| About this task |
Nothing in the records may be left out; restate them word for word.

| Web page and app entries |
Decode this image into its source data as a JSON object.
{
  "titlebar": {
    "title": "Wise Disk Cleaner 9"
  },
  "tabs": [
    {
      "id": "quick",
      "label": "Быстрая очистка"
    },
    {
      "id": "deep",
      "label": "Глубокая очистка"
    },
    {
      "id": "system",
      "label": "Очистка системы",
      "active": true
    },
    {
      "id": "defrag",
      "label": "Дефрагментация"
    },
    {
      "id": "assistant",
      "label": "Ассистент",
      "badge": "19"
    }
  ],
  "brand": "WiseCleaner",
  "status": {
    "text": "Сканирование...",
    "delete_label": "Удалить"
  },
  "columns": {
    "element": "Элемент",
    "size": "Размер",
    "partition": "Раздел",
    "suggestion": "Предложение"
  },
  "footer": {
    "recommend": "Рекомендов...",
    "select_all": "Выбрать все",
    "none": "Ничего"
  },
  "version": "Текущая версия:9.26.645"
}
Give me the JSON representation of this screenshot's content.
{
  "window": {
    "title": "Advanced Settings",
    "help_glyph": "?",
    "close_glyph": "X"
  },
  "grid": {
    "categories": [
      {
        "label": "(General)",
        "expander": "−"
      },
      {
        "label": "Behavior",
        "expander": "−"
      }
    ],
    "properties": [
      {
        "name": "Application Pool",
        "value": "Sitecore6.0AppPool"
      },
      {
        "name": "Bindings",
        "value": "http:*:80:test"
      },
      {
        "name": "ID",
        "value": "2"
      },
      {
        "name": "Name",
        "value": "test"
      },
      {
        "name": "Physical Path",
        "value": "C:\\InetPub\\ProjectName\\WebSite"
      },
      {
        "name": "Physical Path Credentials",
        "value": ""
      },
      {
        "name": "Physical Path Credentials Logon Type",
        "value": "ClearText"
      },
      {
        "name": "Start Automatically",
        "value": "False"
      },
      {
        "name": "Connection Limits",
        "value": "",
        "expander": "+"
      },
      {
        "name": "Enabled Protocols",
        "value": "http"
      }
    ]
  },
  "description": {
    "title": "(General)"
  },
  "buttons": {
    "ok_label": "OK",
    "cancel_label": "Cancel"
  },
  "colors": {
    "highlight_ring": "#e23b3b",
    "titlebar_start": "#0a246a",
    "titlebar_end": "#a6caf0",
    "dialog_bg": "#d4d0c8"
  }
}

| Reply to the exercise |
Decode this image into its source data as a JSON object.
{
  "titlebar": {
    "title": "Wise Disk Cleaner 9"
  },
  "tabs": [
    {
      "id": "quick",
      "label": "Быстрая очистка"
    },
    {
      "id": "deep",
      "label": "Глубокая очистка"
    },
    {
      "id": "system",
      "label": "Очистка системы",
      "active": true
    },
    {
      "id": "defrag",
      "label": "Дефрагментация"
    },
    {
      "id": "assistant",
      "label": "Ассистент",
      "badge": "19"
    }
  ],
  "brand": "WiseCleaner",
  "status": {
    "text": "Сканирование...",
    "delete_label": "Удалить"
  },
  "columns": {
    "element": "Элемент",
    "size": "Размер",
    "partition": "Раздел",
    "suggestion": "Предложение"
  },
  "footer": {
    "recommend": "Рекомендов...",
    "select_all": "Выбрать все",
    "none": "Ничего"
  },
  "version": "Текущая версия:9.26.645"
}
Give me the JSON representation of this screenshot's content.
{
  "window": {
    "title": "Advanced Settings",
    "help_glyph": "?",
    "close_glyph": "X"
  },
  "grid": {
    "categories": [
      {
        "label": "(General)",
        "expander": "−"
      },
      {
        "label": "Behavior",
        "expander": "−"
      }
    ],
    "properties": [
      {
        "name": "Application Pool",
        "value": "Sitecore6.0AppPool"
      },
      {
        "name": "Bindings",
        "value": "http:*:80:test"
      },
      {
        "name": "ID",
        "value": "2"
      },
      {
        "name": "Name",
        "value": "test"
      },
      {
        "name": "Physical Path",
        "value": "C:\\InetPub\\ProjectName\\WebSite"
      },
      {
        "name": "Physical Path Credentials",
        "value": ""
      },
      {
        "name": "Physical Path Credentials Logon Type",
        "value": "ClearText"
      },
      {
        "name": "Start Automatically",
        "value": "False"
      },
      {
        "name": "Connection Limits",
        "value": "",
        "expander": "+"
      },
      {
        "name": "Enabled Protocols",
        "value": "http"
      }
    ]
  },
  "description": {
    "title": "(General)"
  },
  "buttons": {
    "ok_label": "OK",
    "cancel_label": "Cancel"
  },
  "colors": {
    "highlight_ring": "#e23b3b",
    "titlebar_start": "#0a246a",
    "titlebar_end": "#a6caf0",
    "dialog_bg": "#d4d0c8"
  }
}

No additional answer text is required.